1. It was not error to overrule the appellant's motion for directed verdict of acquittal, although her own account of the incident, in which she claimed that she had acted in self-defense, was the only evidence identifying her as the person who had done the shooting. A jury may be authorized to rely on the incriminating portion of a defendant's testimony while rejecting other portions which are exculpatory. See Cox v. State, 172 Ga. 482 (3) (159 SE 17) (1931)
. See also Willis v. State, 63 Ga. App. 262 (1) (10 SE2d 763) (1940)
; Jones v. State, 71 Ga. App. 56 (30 SE2d 284) (1944)
. In this case, several of the circumstances surrounding the homicide tend to cast doubt on the appellant's explanation. For example, there was no indication that any physical struggle had taken place prior to the shooting, Also, although the appellant testified that her husband had threatened her life just before she shot him, it appears that she secured her pistol well before this time, during a lull in the argument when she might just as easily have left or called the police had she perceived a threat to her safety. "While the evidence here was sufficient to authorize the jury to return a verdict of justifiable homicide, as the defendant contends, yet the evidence was also sufficient to authorize the verdict of guilty of manslaughter, and the lower court did not err in denying the motions for directed verdict." Nolen v. State, 124 Ga. App. 593 (184 SE2d 674) (1971)
The fact that the motion for directed verdict of acquittal was made and denied at the close of the state's case, when the evidence may not have been sufficient to support a guilty verdict, does not require a different result. See Bethay v. State, 235 Ga. 371 (1) (219 SE2d 743) (1975)
2. It was not error to allow rebuttal witnesses to testify for the state on the issues of the appellant's character and the victim's reputation for peacefulness over the objection that their names had not been included on the state's list of witnesses. "Calling an unlisted witness in rebuttal is not error." Nunnally v. State, 235 Ga. 693 (13) (221 SE2d 547) (1975)
. This is particularly true where, as here, defense counsel was allowed to interview the rebuttal witnesses before they testified. Accord, Brown v. State, 235 Ga. 644 (2)
, 647 (220 SE2d 922
3. On cross examination, the appellant was asked whether she was the beneficiary of any life insurance policies covering her husband. The defense objected on the ground that the evidence was inadmissible and prejudicial. This objection was properly overruled.
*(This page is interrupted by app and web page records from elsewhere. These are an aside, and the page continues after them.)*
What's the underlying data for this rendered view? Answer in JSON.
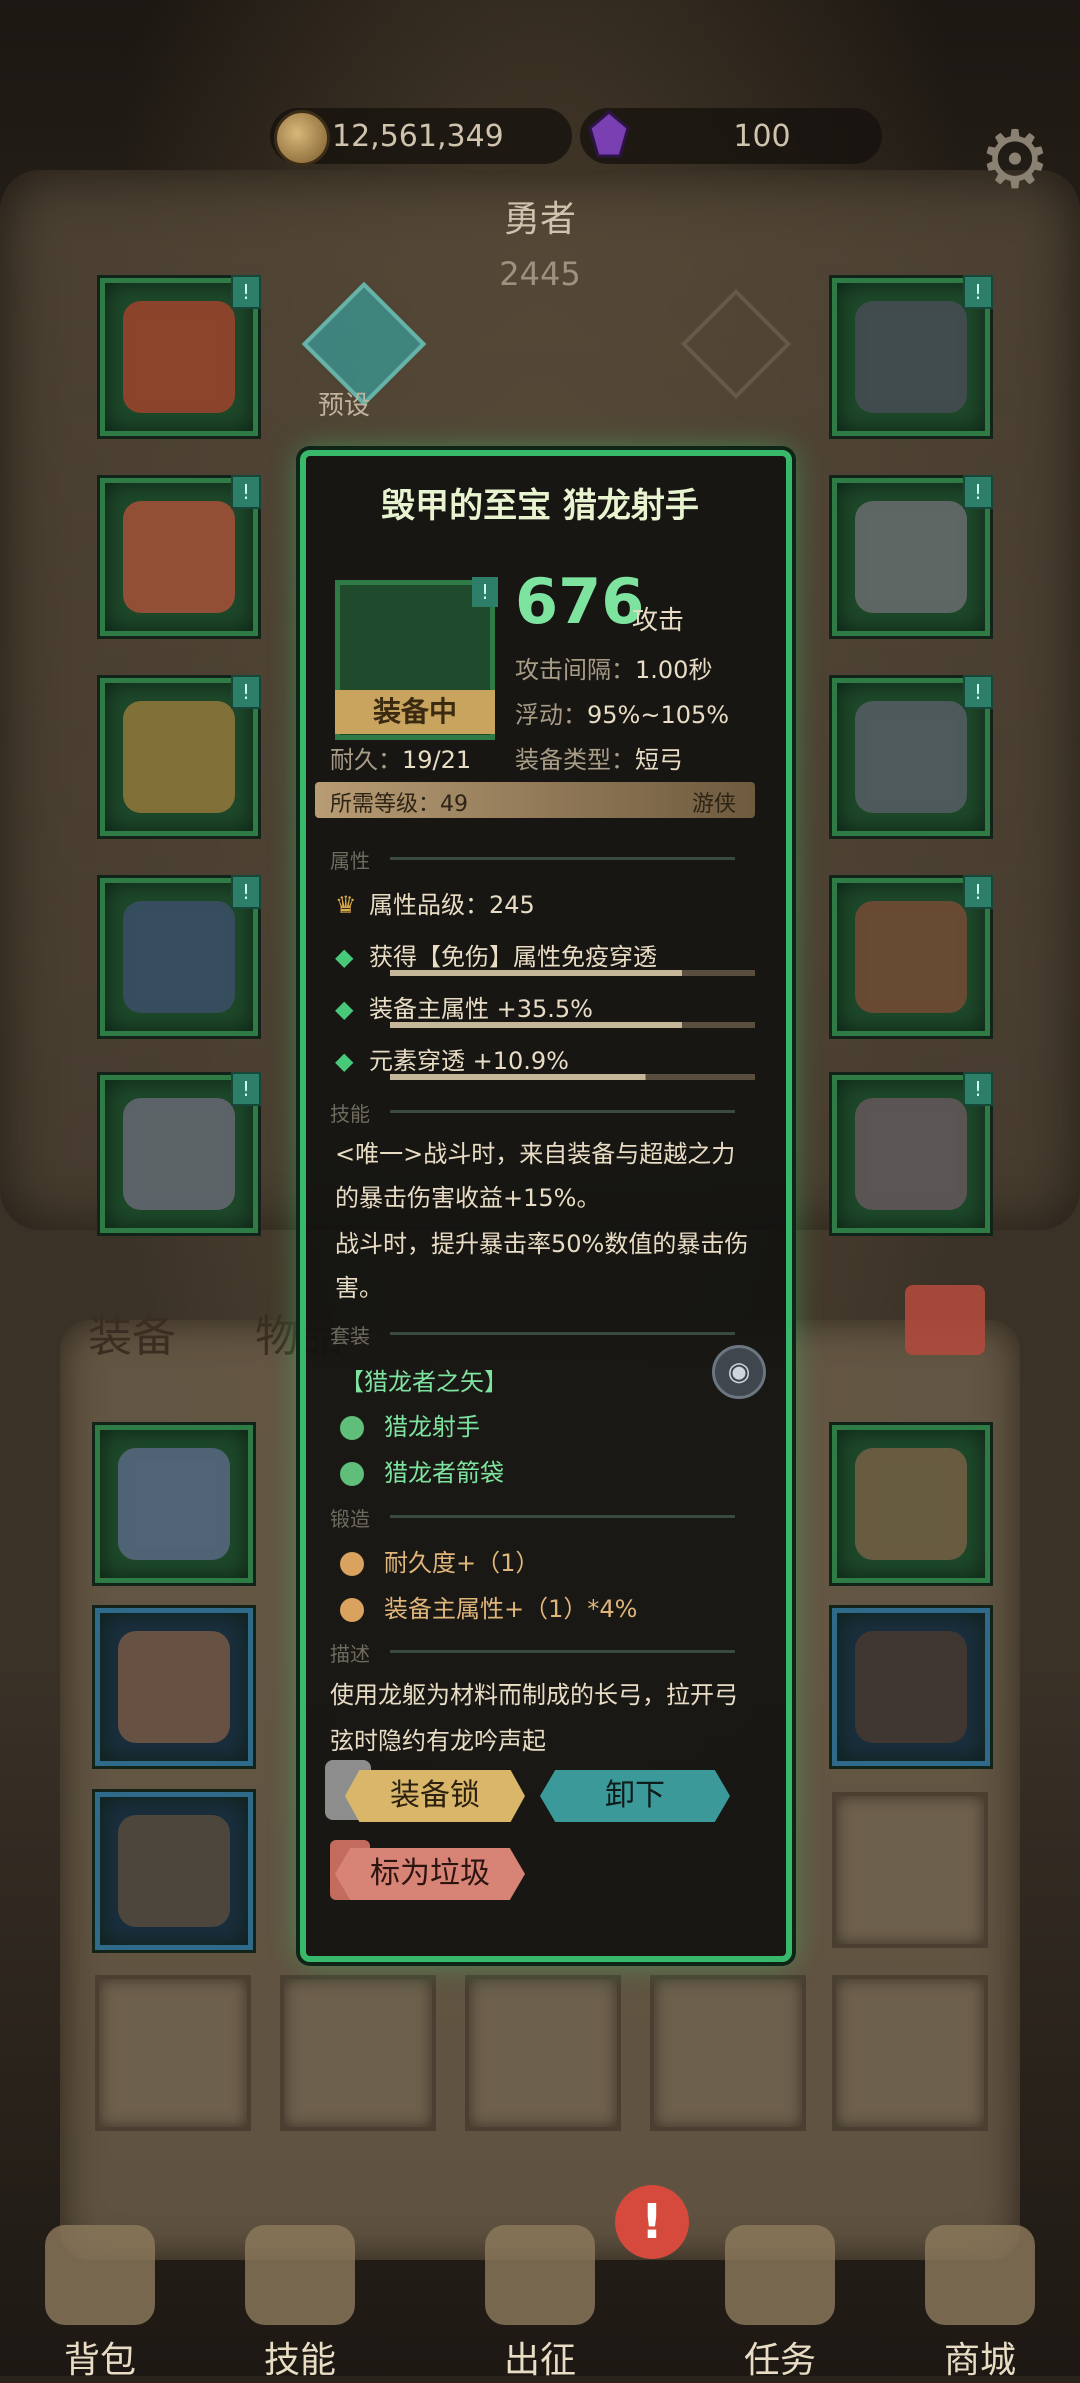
{
  "top_bar": {
    "coins": "12,561,349",
    "gems": "100",
    "settings_icon": "gear-icon"
  },
  "hero": {
    "title": "勇者",
    "level": "2445",
    "preset_label": "预设"
  },
  "tabs": {
    "equipment": "装备",
    "items": "物品"
  },
  "item": {
    "name": "毁甲的至宝 猎龙射手",
    "equipped_label": "装备中",
    "attack_value": "676",
    "attack_label": "攻击",
    "interval_label": "攻击间隔：",
    "interval_value": "1.00秒",
    "float_label": "浮动：",
    "float_value": "95%~105%",
    "durability_label": "耐久：",
    "durability_value": "19/21",
    "type_label": "装备类型：",
    "type_value": "短弓",
    "req_level": "所需等级：49",
    "req_class": "游侠",
    "section_attr": "属性",
    "attr_grade": "属性品级：245",
    "attrs": [
      "获得【免伤】属性免疫穿透",
      "装备主属性 +35.5%",
      "元素穿透 +10.9%"
    ],
    "attr_fill": [
      0.8,
      0.8,
      0.7
    ],
    "section_skill": "技能",
    "skill_1": "<唯一>战斗时，来自装备与超越之力的暴击伤害收益+15%。",
    "skill_2": "战斗时，提升暴击率50%数值的暴击伤害。",
    "section_set": "套装",
    "set_name": "【猎龙者之矢】",
    "set_items": [
      "猎龙射手",
      "猎龙者箭袋"
    ],
    "section_forge": "锻造",
    "forge_items": [
      "耐久度+（1）",
      "装备主属性+（1）*4%"
    ],
    "section_desc": "描述",
    "description": "使用龙躯为材料而制成的长弓，拉开弓弦时隐约有龙吟声起",
    "btn_lock": "装备锁",
    "btn_unequip": "卸下",
    "btn_trash": "标为垃圾"
  },
  "nav": [
    "背包",
    "技能",
    "出征",
    "任务",
    "商城"
  ],
  "colors": {
    "green_frame": "#38b86a",
    "gold": "#c8a45e",
    "teal": "#3b9a99"
  }
}
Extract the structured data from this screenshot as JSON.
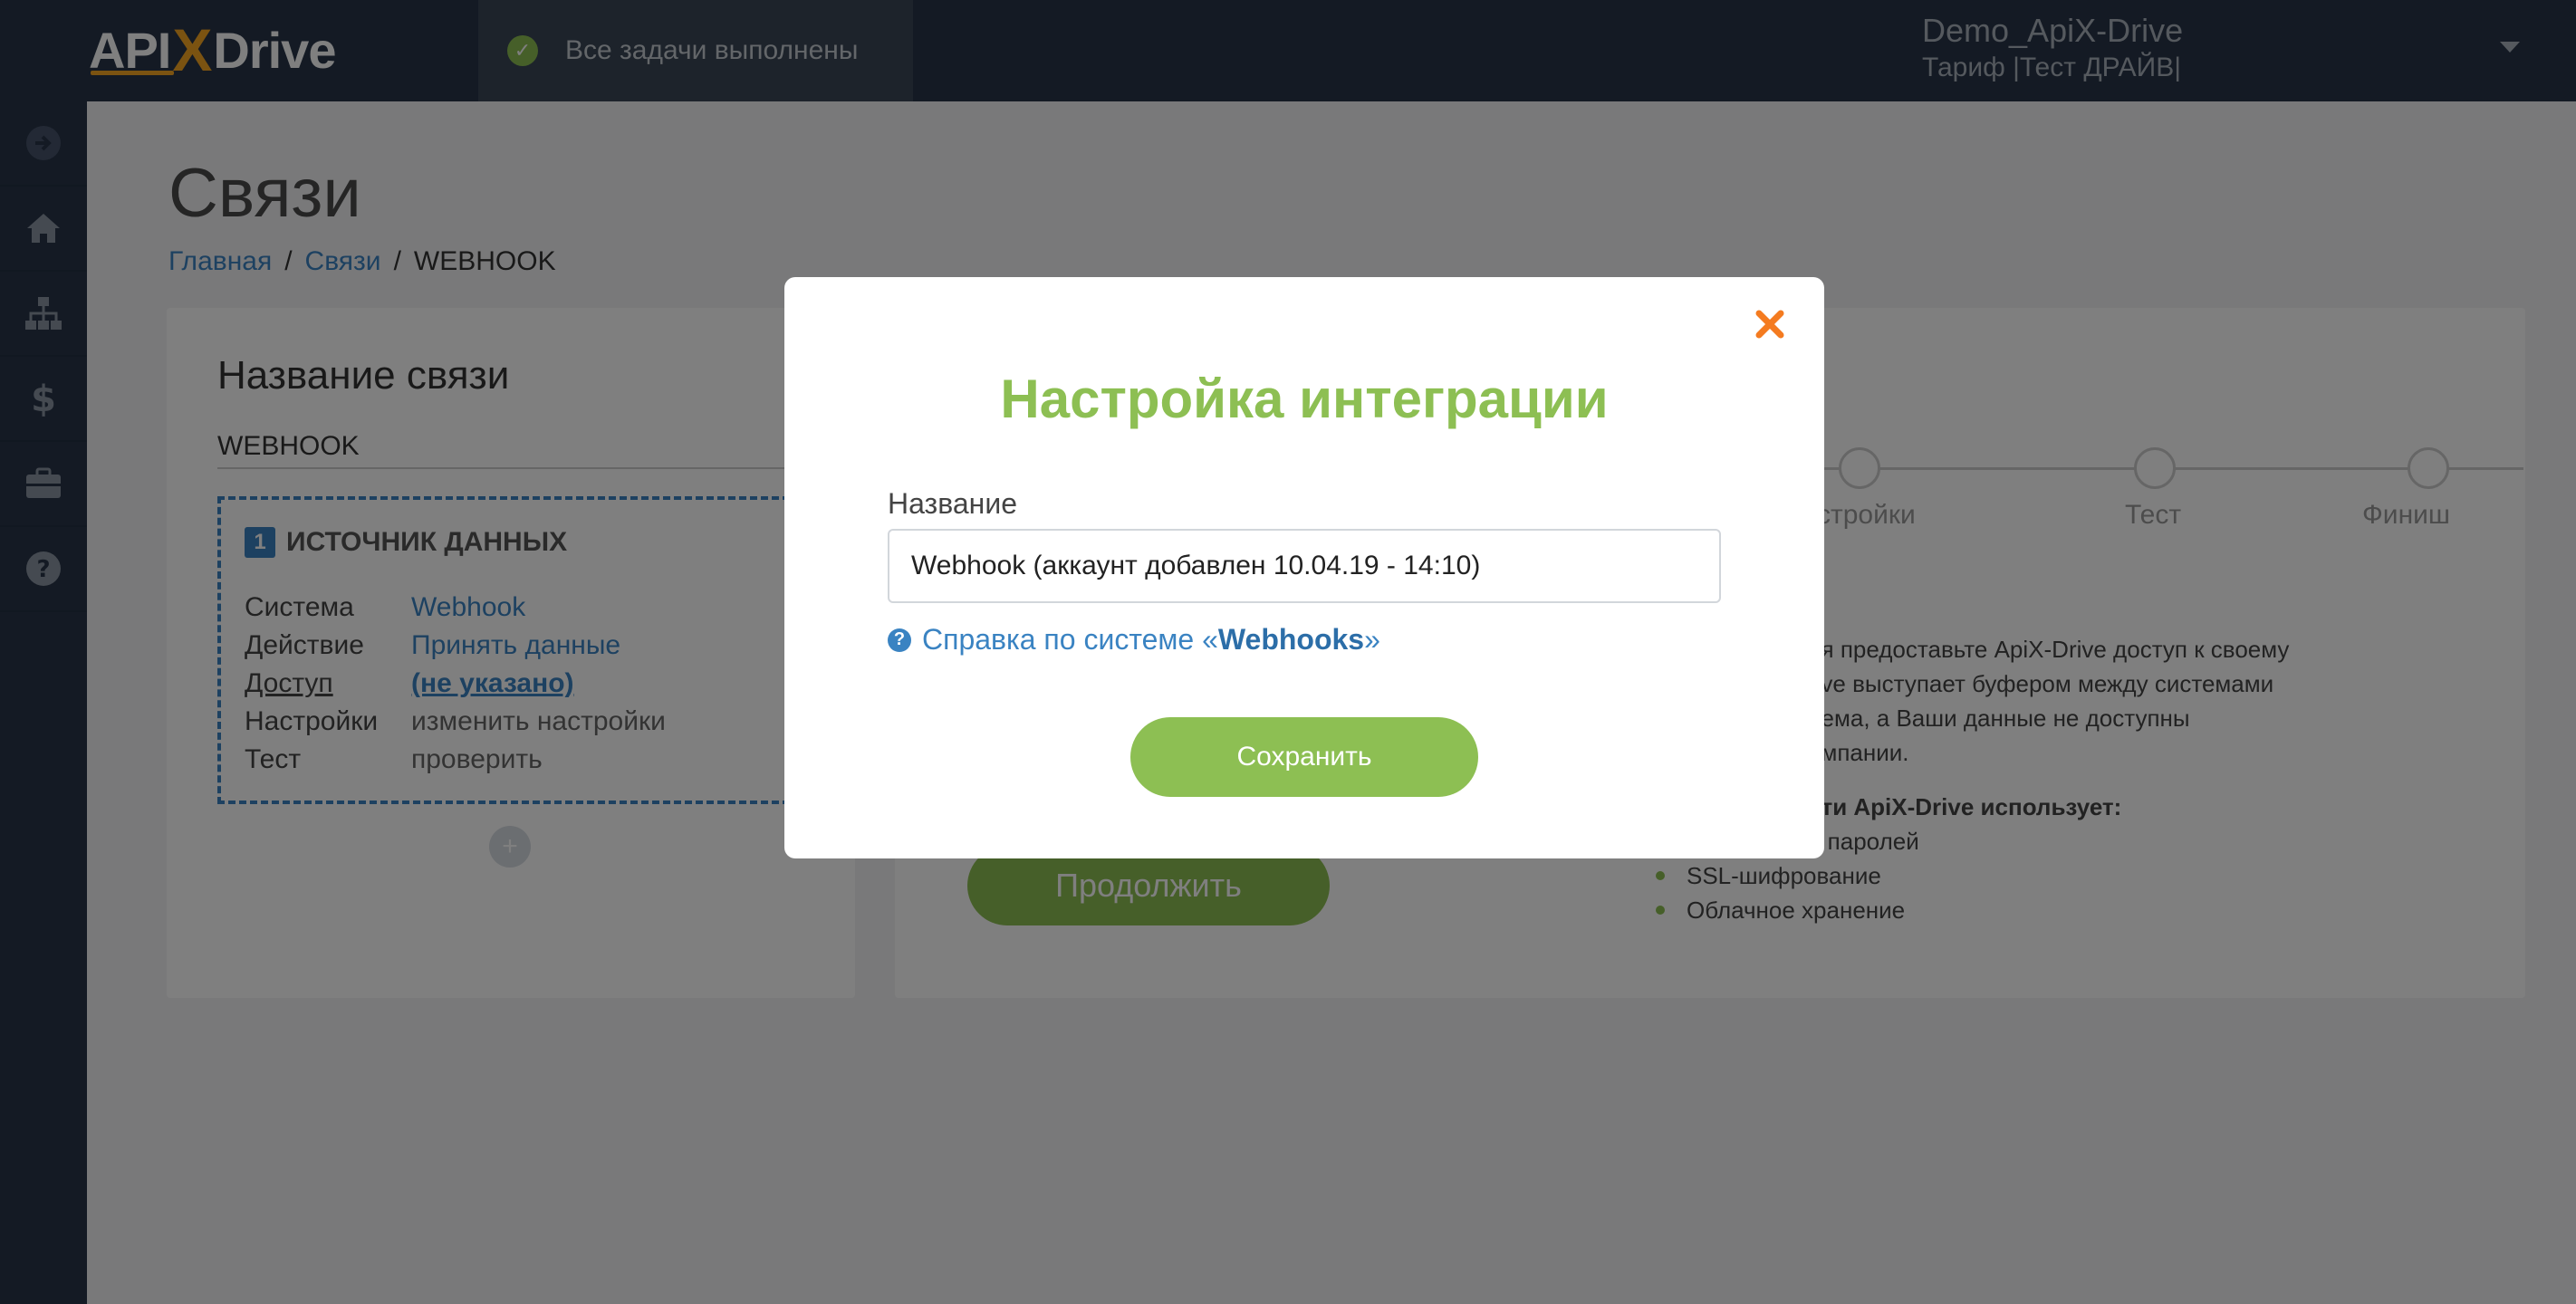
{
  "header": {
    "logo_left": "API",
    "logo_x": "X",
    "logo_right": "Drive",
    "status_text": "Все задачи выполнены",
    "account_name": "Demo_ApiX-Drive",
    "account_plan": "Тариф |Тест ДРАЙВ|"
  },
  "sidebar": {
    "items": [
      {
        "icon": "arrow-right-circle-icon"
      },
      {
        "icon": "home-icon"
      },
      {
        "icon": "sitemap-icon"
      },
      {
        "icon": "dollar-icon"
      },
      {
        "icon": "briefcase-icon"
      },
      {
        "icon": "question-circle-icon"
      }
    ]
  },
  "page": {
    "title": "Связи",
    "breadcrumb": [
      "Главная",
      "Связи",
      "WEBHOOK"
    ],
    "connection_title": "Название связи",
    "connection_name": "WEBHOOK",
    "source": {
      "number": "1",
      "heading": "ИСТОЧНИК ДАННЫХ",
      "rows": [
        {
          "label": "Система",
          "value": "Webhook"
        },
        {
          "label": "Действие",
          "value": "Принять данные"
        },
        {
          "label": "Доступ",
          "value": "(не указано)"
        },
        {
          "label": "Настройки",
          "value": "изменить настройки"
        },
        {
          "label": "Тест",
          "value": "проверить"
        }
      ]
    },
    "steps": [
      "стройки",
      "Тест",
      "Финиш"
    ],
    "info_lines": [
      "ия предоставьте ApiX-Drive доступ к своему",
      "rive выступает буфером между системами",
      "иема, а Ваши данные не доступны",
      "омпании."
    ],
    "security_heading": "сти ApiX-Drive использует:",
    "security_items": [
      "е паролей",
      "SSL-шифрование",
      "Облачное хранение"
    ],
    "continue_label": "Продолжить"
  },
  "modal": {
    "title": "Настройка интеграции",
    "name_label": "Название",
    "name_value": "Webhook (аккаунт добавлен 10.04.19 - 14:10)",
    "help_prefix": "Справка по системе «",
    "help_system": "Webhooks",
    "help_suffix": "»",
    "save_label": "Сохранить",
    "title_color": "#8dbf53",
    "close_color": "#f47b20"
  }
}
See Johnson v. State, 186 Ga. 324 (3) (197 SE 786) (1938). See also Canady v. State, 171 Ga. 11 (2) (154 SE 332) (1930).
The appellant was subsequently asked whether she would receive the insurance proceeds as beneficiary if she were found guilty, whereupon the defense again objected both on the grounds that the question called for a legal conclusion and on the ground that the highest and best evidence of whether she was the beneficiary was the insurance policy itself. However, since the appellant had already testified that she was the beneficiary on the policies, her subsequent testimony on the question added nothing to what was already before the jury, rendering harmless any possible error in allowing it.
No error appearing for any reason assigned, the conviction is affirmed.
E. Mullins Whisnant, District Attorney, William J. Smith, Assistant District Attorney, for appellee.